ABOUT THIS TASK: Would you output all the lines below precisely as they stand, leaving each picture out?

[Page and application data records]

****

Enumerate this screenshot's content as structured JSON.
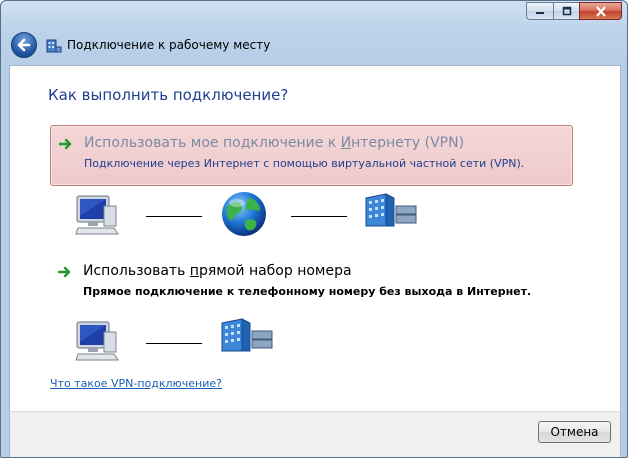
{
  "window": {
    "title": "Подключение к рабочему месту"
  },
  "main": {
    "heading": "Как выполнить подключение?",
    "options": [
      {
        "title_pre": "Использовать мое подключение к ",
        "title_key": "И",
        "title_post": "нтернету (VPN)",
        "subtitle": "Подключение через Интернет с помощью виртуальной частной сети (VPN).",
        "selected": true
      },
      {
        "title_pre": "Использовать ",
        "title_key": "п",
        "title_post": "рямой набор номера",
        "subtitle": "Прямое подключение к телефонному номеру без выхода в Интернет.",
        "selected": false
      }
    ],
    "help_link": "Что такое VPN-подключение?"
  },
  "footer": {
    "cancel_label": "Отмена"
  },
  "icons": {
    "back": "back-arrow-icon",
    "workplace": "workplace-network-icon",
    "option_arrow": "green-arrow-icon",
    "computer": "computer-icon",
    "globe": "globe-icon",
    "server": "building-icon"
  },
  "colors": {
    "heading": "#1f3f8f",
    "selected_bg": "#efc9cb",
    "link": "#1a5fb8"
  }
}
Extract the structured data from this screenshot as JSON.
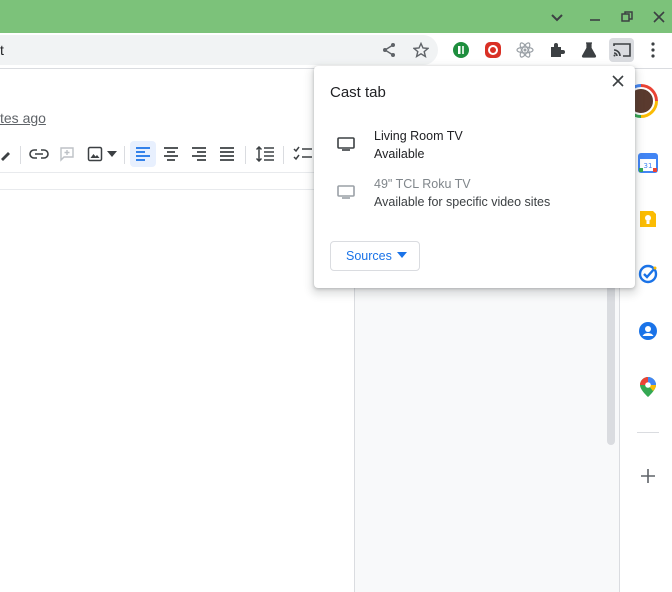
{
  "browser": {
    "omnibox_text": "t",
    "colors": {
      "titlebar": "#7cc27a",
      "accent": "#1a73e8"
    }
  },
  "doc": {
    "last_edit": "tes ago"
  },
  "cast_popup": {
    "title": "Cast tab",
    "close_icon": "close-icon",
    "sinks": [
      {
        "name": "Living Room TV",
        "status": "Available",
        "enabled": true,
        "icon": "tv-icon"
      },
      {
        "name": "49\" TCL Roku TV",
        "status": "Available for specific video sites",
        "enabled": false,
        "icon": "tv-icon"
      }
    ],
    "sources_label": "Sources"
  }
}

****

REPLY:
Enumerate this screenshot's content as structured JSON.
{
  "window": {
    "title": "Подключение к рабочему месту"
  },
  "main": {
    "heading": "Как выполнить подключение?",
    "options": [
      {
        "title_pre": "Использовать мое подключение к ",
        "title_key": "И",
        "title_post": "нтернету (VPN)",
        "subtitle": "Подключение через Интернет с помощью виртуальной частной сети (VPN).",
        "selected": true
      },
      {
        "title_pre": "Использовать ",
        "title_key": "п",
        "title_post": "рямой набор номера",
        "subtitle": "Прямое подключение к телефонному номеру без выхода в Интернет.",
        "selected": false
      }
    ],
    "help_link": "Что такое VPN-подключение?"
  },
  "footer": {
    "cancel_label": "Отмена"
  },
  "icons": {
    "back": "back-arrow-icon",
    "workplace": "workplace-network-icon",
    "option_arrow": "green-arrow-icon",
    "computer": "computer-icon",
    "globe": "globe-icon",
    "server": "building-icon"
  },
  "colors": {
    "heading": "#1f3f8f",
    "selected_bg": "#efc9cb",
    "link": "#1a5fb8"
  }
}
Extract the structured data from this screenshot as JSON.
{
  "browser": {
    "omnibox_text": "t",
    "colors": {
      "titlebar": "#7cc27a",
      "accent": "#1a73e8"
    }
  },
  "doc": {
    "last_edit": "tes ago"
  },
  "cast_popup": {
    "title": "Cast tab",
    "close_icon": "close-icon",
    "sinks": [
      {
        "name": "Living Room TV",
        "status": "Available",
        "enabled": true,
        "icon": "tv-icon"
      },
      {
        "name": "49\" TCL Roku TV",
        "status": "Available for specific video sites",
        "enabled": false,
        "icon": "tv-icon"
      }
    ],
    "sources_label": "Sources"
  }
}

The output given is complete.